CASE NO. 1492

Heard at Montreal, Thursday, March 13, 1986






Discharge of Yard Helper E.R. Martin, Niagara Falls, Ontario.


At approximately 18:50 on January 26, 1985, Yard Helper E.R. Martin was removed from service for allegedly being in violation of General Rule G of the Uniform Code of Operating Rules.

Following investigation, Mr. Martin was discharged from the service of the Company, effective February 20, 1985, for:

Violation of Rule G, Uniform Code of Operating Rules, when employed as a Yard Helper on the 1600 Niagara Falls Assignment at Niagara Falls, Ontario on 26 January 1985.

The Union appealed the discharge of Mr. Martin on the grounds that it was unwarranted and, in any case, too severe.

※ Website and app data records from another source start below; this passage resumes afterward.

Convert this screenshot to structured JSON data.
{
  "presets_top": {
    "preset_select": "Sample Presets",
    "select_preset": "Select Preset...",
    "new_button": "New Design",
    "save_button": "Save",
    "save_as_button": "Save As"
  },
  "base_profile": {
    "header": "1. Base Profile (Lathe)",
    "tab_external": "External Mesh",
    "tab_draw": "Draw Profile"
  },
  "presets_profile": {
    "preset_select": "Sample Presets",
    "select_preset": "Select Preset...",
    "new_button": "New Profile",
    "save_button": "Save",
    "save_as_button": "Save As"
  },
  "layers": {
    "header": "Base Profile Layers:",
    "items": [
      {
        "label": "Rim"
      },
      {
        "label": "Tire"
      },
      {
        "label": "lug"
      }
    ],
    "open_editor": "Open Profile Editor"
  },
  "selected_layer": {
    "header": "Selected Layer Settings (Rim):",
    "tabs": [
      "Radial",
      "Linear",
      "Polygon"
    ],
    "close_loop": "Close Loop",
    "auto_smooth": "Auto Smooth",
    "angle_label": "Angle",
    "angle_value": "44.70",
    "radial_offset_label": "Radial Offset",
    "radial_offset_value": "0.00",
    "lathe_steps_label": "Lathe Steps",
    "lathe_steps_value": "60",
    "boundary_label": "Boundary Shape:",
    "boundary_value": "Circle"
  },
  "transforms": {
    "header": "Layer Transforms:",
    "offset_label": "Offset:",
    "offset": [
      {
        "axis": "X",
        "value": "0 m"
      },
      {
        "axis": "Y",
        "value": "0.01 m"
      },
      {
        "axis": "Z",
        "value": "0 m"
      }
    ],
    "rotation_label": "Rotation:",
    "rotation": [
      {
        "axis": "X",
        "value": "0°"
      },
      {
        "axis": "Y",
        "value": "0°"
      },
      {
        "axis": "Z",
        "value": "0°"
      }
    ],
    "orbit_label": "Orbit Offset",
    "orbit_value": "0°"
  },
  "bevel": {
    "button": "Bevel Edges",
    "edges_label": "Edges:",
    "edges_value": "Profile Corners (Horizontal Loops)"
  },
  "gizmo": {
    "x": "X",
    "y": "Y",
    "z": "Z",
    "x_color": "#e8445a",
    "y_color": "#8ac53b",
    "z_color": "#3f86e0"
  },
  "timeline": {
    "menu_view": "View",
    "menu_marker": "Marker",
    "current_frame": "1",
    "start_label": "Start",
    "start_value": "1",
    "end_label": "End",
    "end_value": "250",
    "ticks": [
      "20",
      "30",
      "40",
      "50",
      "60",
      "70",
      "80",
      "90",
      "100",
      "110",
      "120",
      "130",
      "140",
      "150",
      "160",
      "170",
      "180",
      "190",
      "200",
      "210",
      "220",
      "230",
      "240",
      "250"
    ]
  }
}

The Company declined the Union’s appeal.



FOR: General Chairman FOR: Assistant Vice-President, Labour Relations

There appeared on behalf of the Company:

D. W. Coughlin – Manager Labour Relations, Montreal

J. B. Bart – Labour Relations Officer, Montreal

M. C. Darby – Coordinator Transportation, Montreal

P. G. Drew – Trainmaster, Niagara Falls

B. J. Mahoney – Trainmaster, Fort Erie

J. E. Hocking – Constable, CN Police, Fort Erie

And on behalf of the Union:

W. G. Scarrow – General Chairman, Sarnia

R. A. Bennett – General Chairman, Toronto

D. J. Morgan – General Chairman, Winnipeg

R. J. Proulx – Vice-President, Ottawa

L. H Olson – Vice-General Chairman, Winnipeg

P. G. Gallagher – Local Chairman, Niagara Falls


Yard Helper Martin was discharged for his alleged violation of General Rule G of the Uniform Code of Operating Rules when he apparently had consumed several alcoholic beverages prior to his reporting for duty at 15:50 hrs. on January 26, 1985. As a result he was allegedly in an intoxicated state "while subject to duty".

Rule G reads as follows:

The use of intoxicants or narcotics by employees subject to duty, or their possession or use while on duty is prohibited.

It is important to stress at the outset that Rule G prohibits the "use" of intoxicants or narcotics while an employee is subject to duty or is on duty. The rule addresses itself to the consumption of intoxicants in circumstances where an employee is intended to engage in work-related pursuits. The obvious objective of Rule G is to prevent an employee from being "intoxicated" while he is performing the duties of his position and thereby represent a danger to himself, his colleagues and the travelling public. In order to establish an infraction of Rule G it is important to emphasize that the Employer need not prove that an employee is intoxicated or inebriated or drunk. It must only satisfy the Arbitrator that the employee has consumed such prohibited substances while subject to or on duty.

The Trade Union’s argument in this case is that the Company’s allegation is based on circumstantial evidence with respect to the grievor’s consumption of alcohol while subject to duty. And because of this his unorthodox behavior during the shift in question, if attributable to any other cause, would result in the exoneration of the grievor of the charge of a violation of Rule G.

The evidence indicated that two of the grievor’s colleagues in the bargaining unit concluded that, owing to his confusion and incoherent behavior, Mr. Martin must have had something the matter with him at the time in question.

The evidence also indicated that two of the grievor’s supervisors and a CN Police Constable observed in the grievor the common characteristics of a person who was under the influence of alcohol. They noted the grievor’s breath smelled of alcohol, his slurred speech, and his unsteady gait.

Finally, when the grievor was confronted with the accusation of having consumed alcohol he admitted he had as many as a "couple" of beers prior to the commencement of his shift. The Company’s representatives were of the view that the grievor had many more than a couple of beers. Nonetheless, there is recorded a clear admission of the grievor’s violation of Rule G.

Quite frankly, the only issue that is relevant in this case is whether the grievor, having regard to his age and long service, should be given the benefit of another chance. In this regard, the grievor was described as an ill person who had both marital and financial problems at the time of the incident. He is presently under the care of a physician who is dealing with his nervous condition and is taking medication for that purpose.

The grievor’s duties as a yardman would prohibit his continued employment in that capacity owing to his admitted alcohol addiction. In my view, there was no compelling or persuasive reason that was adduced that should require the Company, despite the grievor’s personal problems, to place the grievor in a position where he might represent a safety hazard.

The incident described herein is not the first occasion the Company has had to contend with the grievor’s alcohol problem. On another occasion the Company referred the grievor to its EAP Programme for alcoholic rehabilitation when he was intercepted while reporting to work under the influence.

It is obvious the Company’s effort to assist the grievor in the past was without success.

In the last analysis in my view there is nothing more that the Company should be required to do following this last incident of obvious alcohol abuse where the aggrieved employee has failed to recognize he was even at fault.

As a result the grievance is denied.

(signed) DAVID H. KATES